[TASK DETAILS]: Each line of the listing below must be returned exactly.

[INPUT DATA]:
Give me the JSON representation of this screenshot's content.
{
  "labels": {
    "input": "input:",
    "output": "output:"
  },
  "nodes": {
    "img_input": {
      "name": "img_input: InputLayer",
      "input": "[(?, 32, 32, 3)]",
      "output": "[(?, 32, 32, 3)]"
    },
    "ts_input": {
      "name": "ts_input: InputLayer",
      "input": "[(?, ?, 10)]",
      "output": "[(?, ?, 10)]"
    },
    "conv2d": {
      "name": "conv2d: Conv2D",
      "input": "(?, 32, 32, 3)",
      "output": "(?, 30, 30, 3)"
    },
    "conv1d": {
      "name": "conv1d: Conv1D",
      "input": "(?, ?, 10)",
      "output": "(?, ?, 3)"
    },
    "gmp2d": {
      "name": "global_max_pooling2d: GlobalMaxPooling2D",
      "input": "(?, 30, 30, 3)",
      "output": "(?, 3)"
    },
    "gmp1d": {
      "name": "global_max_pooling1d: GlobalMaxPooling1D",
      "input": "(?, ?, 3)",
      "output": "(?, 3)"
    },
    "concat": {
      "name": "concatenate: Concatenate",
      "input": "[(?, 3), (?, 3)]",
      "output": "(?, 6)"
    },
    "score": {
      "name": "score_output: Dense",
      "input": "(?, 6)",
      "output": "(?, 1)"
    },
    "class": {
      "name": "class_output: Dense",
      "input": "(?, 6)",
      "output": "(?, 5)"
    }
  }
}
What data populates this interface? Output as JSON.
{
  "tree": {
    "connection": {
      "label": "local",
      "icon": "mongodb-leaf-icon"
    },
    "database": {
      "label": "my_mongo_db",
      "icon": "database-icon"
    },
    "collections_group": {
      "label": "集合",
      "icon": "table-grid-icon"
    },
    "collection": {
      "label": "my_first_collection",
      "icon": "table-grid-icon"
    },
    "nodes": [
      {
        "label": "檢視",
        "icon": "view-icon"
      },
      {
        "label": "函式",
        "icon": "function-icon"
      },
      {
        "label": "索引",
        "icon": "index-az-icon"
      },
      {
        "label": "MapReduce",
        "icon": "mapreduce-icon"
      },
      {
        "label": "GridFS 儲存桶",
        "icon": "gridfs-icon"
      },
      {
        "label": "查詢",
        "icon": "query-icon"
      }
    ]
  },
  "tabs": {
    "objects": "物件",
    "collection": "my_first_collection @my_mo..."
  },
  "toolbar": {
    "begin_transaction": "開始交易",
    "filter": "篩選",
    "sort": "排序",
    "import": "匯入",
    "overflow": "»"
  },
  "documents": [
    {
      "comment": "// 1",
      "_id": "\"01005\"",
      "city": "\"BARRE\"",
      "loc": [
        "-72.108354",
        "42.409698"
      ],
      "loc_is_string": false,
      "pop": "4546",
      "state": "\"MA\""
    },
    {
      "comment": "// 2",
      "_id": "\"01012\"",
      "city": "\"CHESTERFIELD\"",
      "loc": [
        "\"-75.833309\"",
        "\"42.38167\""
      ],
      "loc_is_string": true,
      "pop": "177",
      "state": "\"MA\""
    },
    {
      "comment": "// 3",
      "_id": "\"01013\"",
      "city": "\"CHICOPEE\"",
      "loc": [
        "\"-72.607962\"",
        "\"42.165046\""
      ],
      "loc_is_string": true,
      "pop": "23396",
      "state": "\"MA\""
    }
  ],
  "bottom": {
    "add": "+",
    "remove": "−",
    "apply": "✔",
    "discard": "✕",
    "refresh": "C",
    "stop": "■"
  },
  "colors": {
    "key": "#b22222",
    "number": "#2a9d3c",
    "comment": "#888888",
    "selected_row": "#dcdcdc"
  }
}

[TASK RESPONSE]:
Give me the JSON representation of this screenshot's content.
{
  "labels": {
    "input": "input:",
    "output": "output:"
  },
  "nodes": {
    "img_input": {
      "name": "img_input: InputLayer",
      "input": "[(?, 32, 32, 3)]",
      "output": "[(?, 32, 32, 3)]"
    },
    "ts_input": {
      "name": "ts_input: InputLayer",
      "input": "[(?, ?, 10)]",
      "output": "[(?, ?, 10)]"
    },
    "conv2d": {
      "name": "conv2d: Conv2D",
      "input": "(?, 32, 32, 3)",
      "output": "(?, 30, 30, 3)"
    },
    "conv1d": {
      "name": "conv1d: Conv1D",
      "input": "(?, ?, 10)",
      "output": "(?, ?, 3)"
    },
    "gmp2d": {
      "name": "global_max_pooling2d: GlobalMaxPooling2D",
      "input": "(?, 30, 30, 3)",
      "output": "(?, 3)"
    },
    "gmp1d": {
      "name": "global_max_pooling1d: GlobalMaxPooling1D",
      "input": "(?, ?, 3)",
      "output": "(?, 3)"
    },
    "concat": {
      "name": "concatenate: Concatenate",
      "input": "[(?, 3), (?, 3)]",
      "output": "(?, 6)"
    },
    "score": {
      "name": "score_output: Dense",
      "input": "(?, 6)",
      "output": "(?, 1)"
    },
    "class": {
      "name": "class_output: Dense",
      "input": "(?, 6)",
      "output": "(?, 5)"
    }
  }
}
What data populates this interface? Output as JSON.
{
  "tree": {
    "connection": {
      "label": "local",
      "icon": "mongodb-leaf-icon"
    },
    "database": {
      "label": "my_mongo_db",
      "icon": "database-icon"
    },
    "collections_group": {
      "label": "集合",
      "icon": "table-grid-icon"
    },
    "collection": {
      "label": "my_first_collection",
      "icon": "table-grid-icon"
    },
    "nodes": [
      {
        "label": "檢視",
        "icon": "view-icon"
      },
      {
        "label": "函式",
        "icon": "function-icon"
      },
      {
        "label": "索引",
        "icon": "index-az-icon"
      },
      {
        "label": "MapReduce",
        "icon": "mapreduce-icon"
      },
      {
        "label": "GridFS 儲存桶",
        "icon": "gridfs-icon"
      },
      {
        "label": "查詢",
        "icon": "query-icon"
      }
    ]
  },
  "tabs": {
    "objects": "物件",
    "collection": "my_first_collection @my_mo..."
  },
  "toolbar": {
    "begin_transaction": "開始交易",
    "filter": "篩選",
    "sort": "排序",
    "import": "匯入",
    "overflow": "»"
  },
  "documents": [
    {
      "comment": "// 1",
      "_id": "\"01005\"",
      "city": "\"BARRE\"",
      "loc": [
        "-72.108354",
        "42.409698"
      ],
      "loc_is_string": false,
      "pop": "4546",
      "state": "\"MA\""
    },
    {
      "comment": "// 2",
      "_id": "\"01012\"",
      "city": "\"CHESTERFIELD\"",
      "loc": [
        "\"-75.833309\"",
        "\"42.38167\""
      ],
      "loc_is_string": true,
      "pop": "177",
      "state": "\"MA\""
    },
    {
      "comment": "// 3",
      "_id": "\"01013\"",
      "city": "\"CHICOPEE\"",
      "loc": [
        "\"-72.607962\"",
        "\"42.165046\""
      ],
      "loc_is_string": true,
      "pop": "23396",
      "state": "\"MA\""
    }
  ],
  "bottom": {
    "add": "+",
    "remove": "−",
    "apply": "✔",
    "discard": "✕",
    "refresh": "C",
    "stop": "■"
  },
  "colors": {
    "key": "#b22222",
    "number": "#2a9d3c",
    "comment": "#888888",
    "selected_row": "#dcdcdc"
  }
}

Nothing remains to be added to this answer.